When Phyllis Schlafly fought valiantly to prevent the Equal Rights Amendment from being passed in the late 1970s, she had one major winning argument on her side.
The wording of the amendment — “Equality of rights under the law shall not be denied or abridged by the United States or by any State on account of sex” — virtually guaranteed that women would be subject to being drafted for military service, just like men were.
In a country still smarting from the often-unfair federal draft enacted during the Vietnam War, this argument appealed to hearts and minds equally. Schlafly’s minimally funded efforts proved effective.
After being on the verge of ratification by 36 states, the requirement for passage of an amendment, state after state began voting “no,” with several states rescinding their ratification. Even when Congress illegally extended the ratification period by three years, sentiment against the ERA had so turned that not a single state voted to adopt it.
In 1981, the Supreme Court further ruled in Rostker v. Goldberg that women could not register for the draft. According to Elaine Donnelly of the Center for Military Readiness (emphasis mine):
Young women’s exemption from Selective Service registration is directly tied to their non-eligibility for “tip of the spear” ground combat units that attack the enemy. In the 1981 decision Rostker v. Goldberg , the Supreme Court found that the only legitimate purpose justifying registering or drafting anyone is the need for “combat replacements” in a major war. The court upheld Congress’s right to register men only because women were not eligible for direct ground combat assignments.
Last week, this barrier to women in front-line military positions was swept away. The president, under his hat of commander-in-chief, announced that — despite the findings by a U.S. Marine Corps study that sexually integrated combat units were significantly less effective than male-only combat units, and despite the vociferous objections by military members of all ranks — women would be permitted to serve in any combat position they were capable of filling.
Never mind the clear evidence that when women enter military positions they are held to lower physical standards than men.
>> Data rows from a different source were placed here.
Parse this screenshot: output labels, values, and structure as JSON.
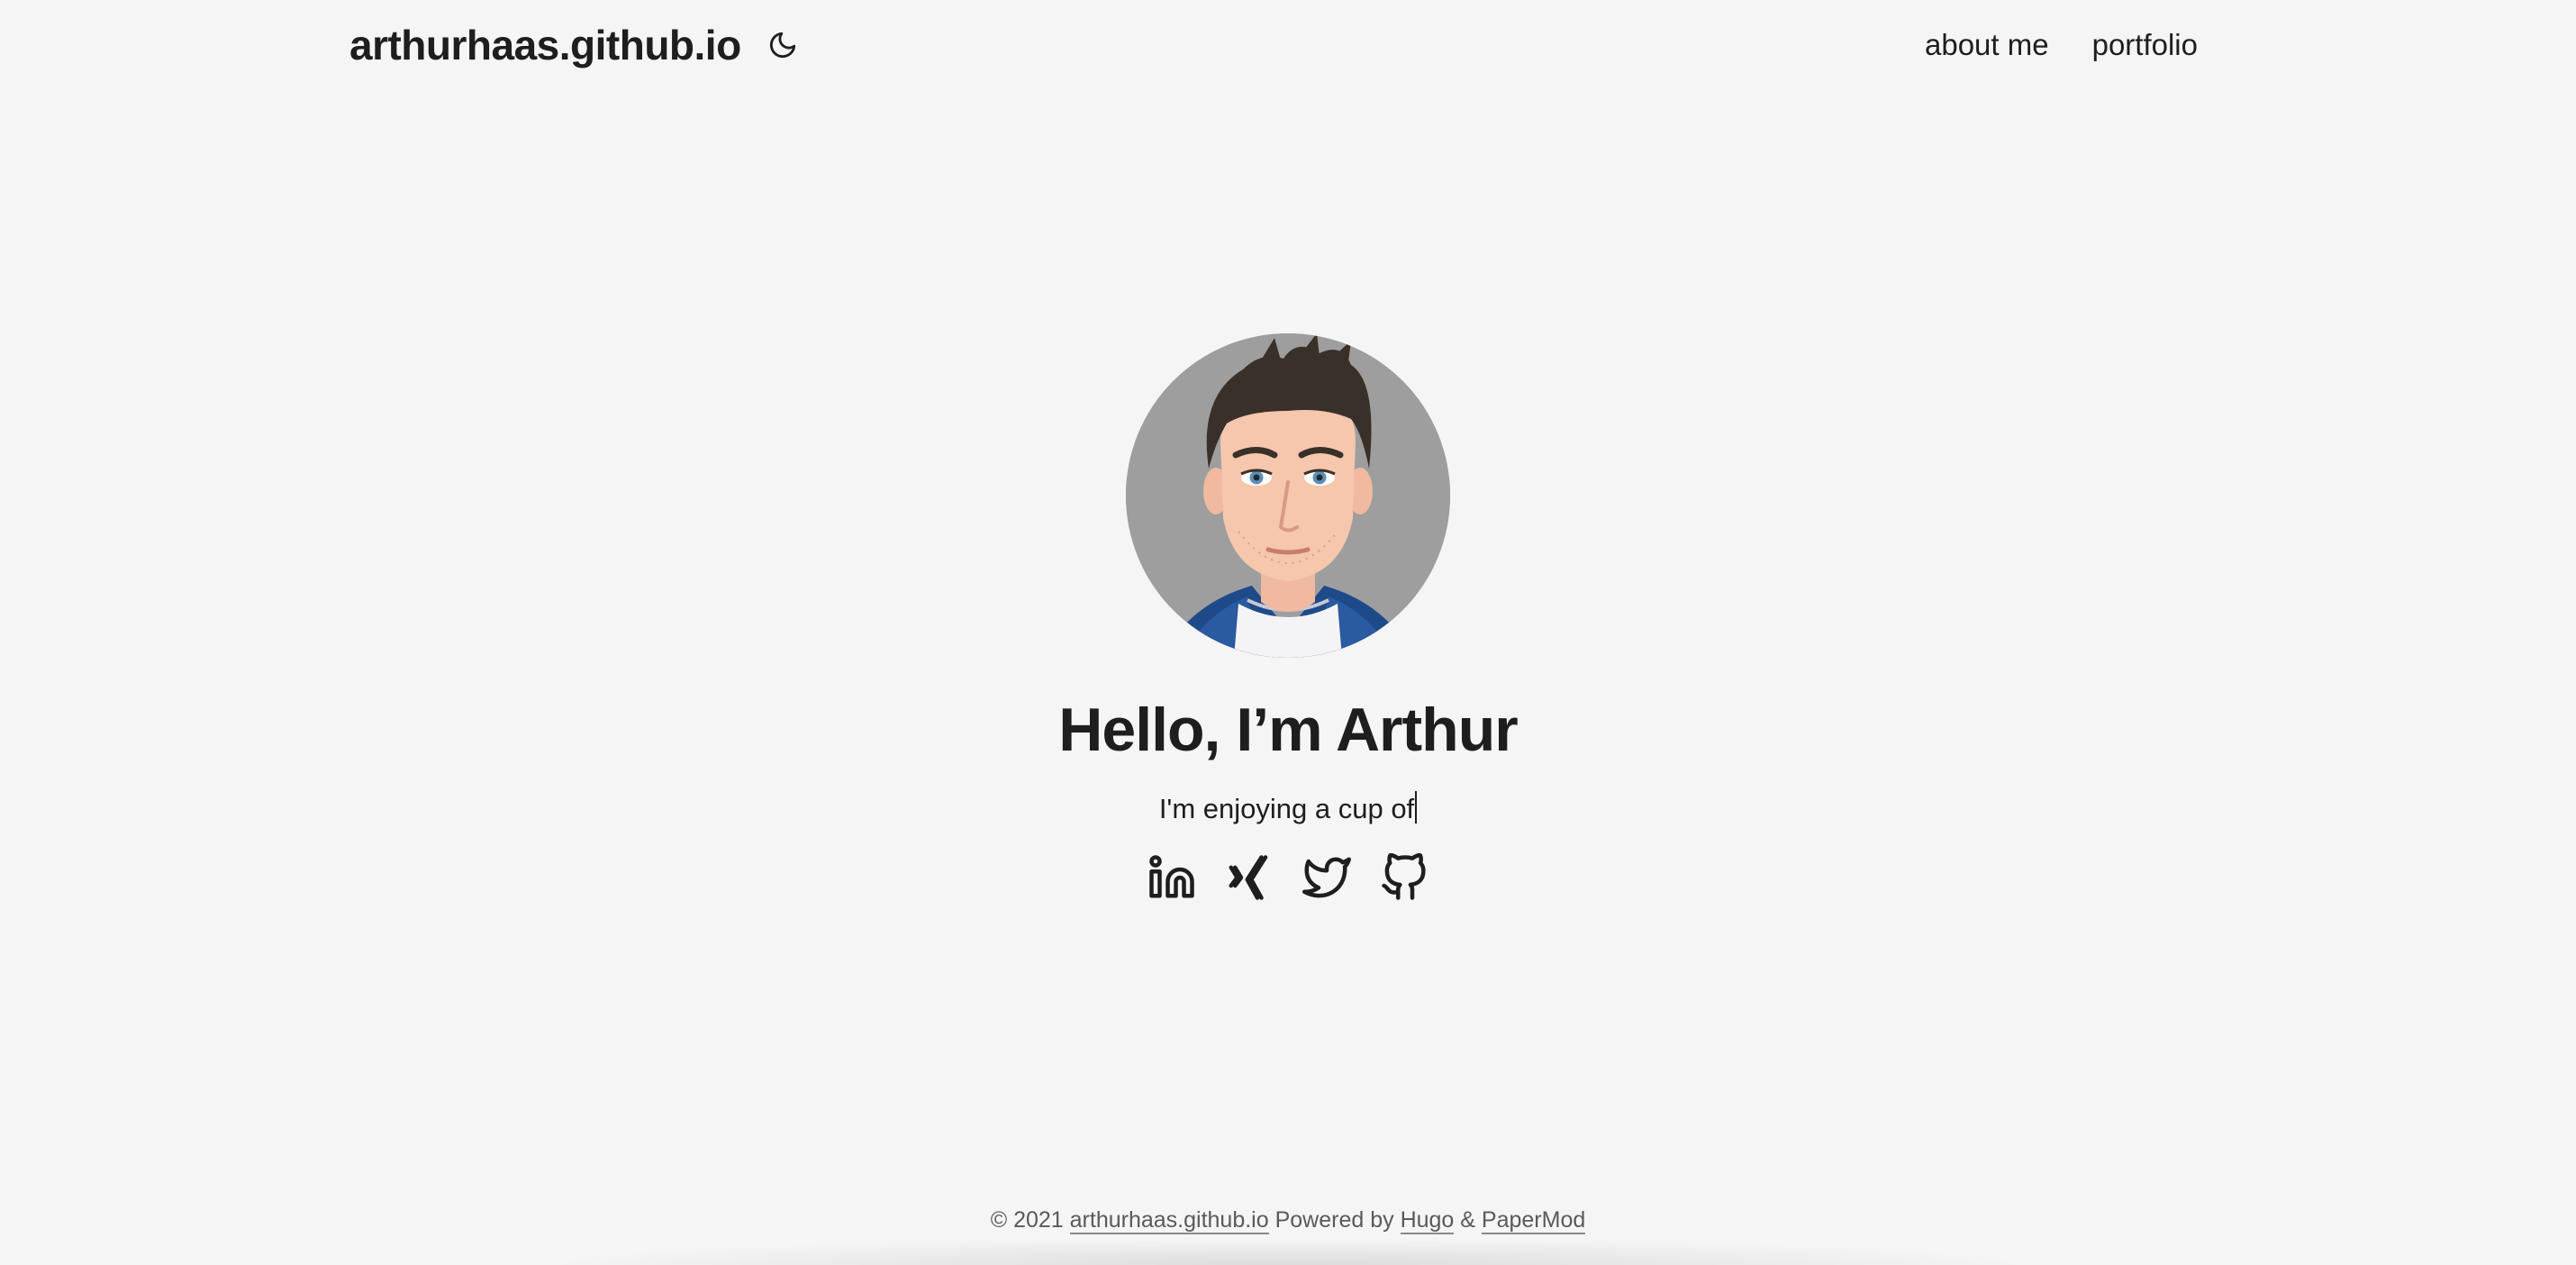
{
  "header": {
    "site_title": "arthurhaas.github.io",
    "theme_toggle_icon": "moon-icon",
    "nav": [
      {
        "label": "about me"
      },
      {
        "label": "portfolio"
      }
    ]
  },
  "profile": {
    "avatar_icon": "avatar-illustration",
    "title": "Hello, I’m Arthur",
    "subtitle": "I'm enjoying a cup of",
    "socials": [
      {
        "icon": "linkedin-icon"
      },
      {
        "icon": "xing-icon"
      },
      {
        "icon": "twitter-icon"
      },
      {
        "icon": "github-icon"
      }
    ]
  },
  "footer": {
    "copyright": "© 2021",
    "site_link": "arthurhaas.github.io",
    "powered_by": "Powered by",
    "hugo": "Hugo",
    "amp": "&",
    "papermod": "PaperMod"
  },
  "colors": {
    "background": "#f5f5f5",
    "text": "#1e1e1e",
    "footer_text": "#5a5a5a",
    "avatar_bg": "#9e9e9e"
  }
}
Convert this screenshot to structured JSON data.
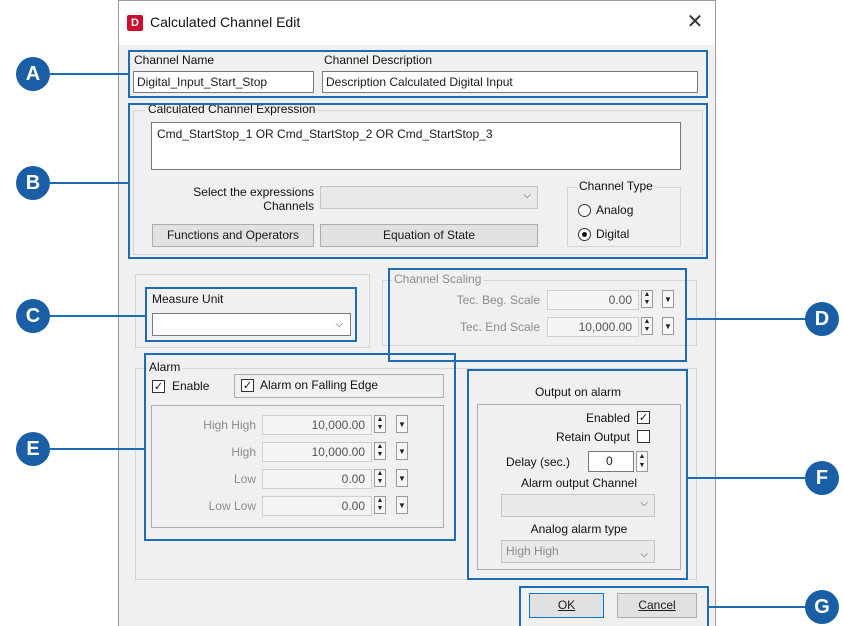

Never mind the amount of retrofitting to submarines, tanks, and other heavy equipment that will be necessary to allow a female to serve on them. Never mind the — gulp — hygiene issues, the sexual problems, the social problems.
Of course, Press Secretary Josh Earnest says that the administration is “considering” the ramifications of their unilateral administrative decision to allow women to serve in these positions. But the reporter who asked that question failed to raise a pivotal issue: On Tuesday, December 8, the famously liberal Ninth Circuit Court of Appeals will be hearing National Coalition For Men vs. the Selective Service System.
In a nutshell, this case seeks to force women to register for the draft.
While Congress passed the original Selective Service Act in 1917, the power to draft was ceded to the president. The current appointee to the directorship of the Selective Service System owes his position to President Obama.
Do you really think that, in light of this eleventh-hour decision by the administration, the Selective Service will appeal a decision by the Ninth Circuit in favor of the National Coalition For Men?
Look at your daughter — think about her being conscripted to fight ISIS on the front lines in the war that is surely coming. When it happens, you know whom to thank.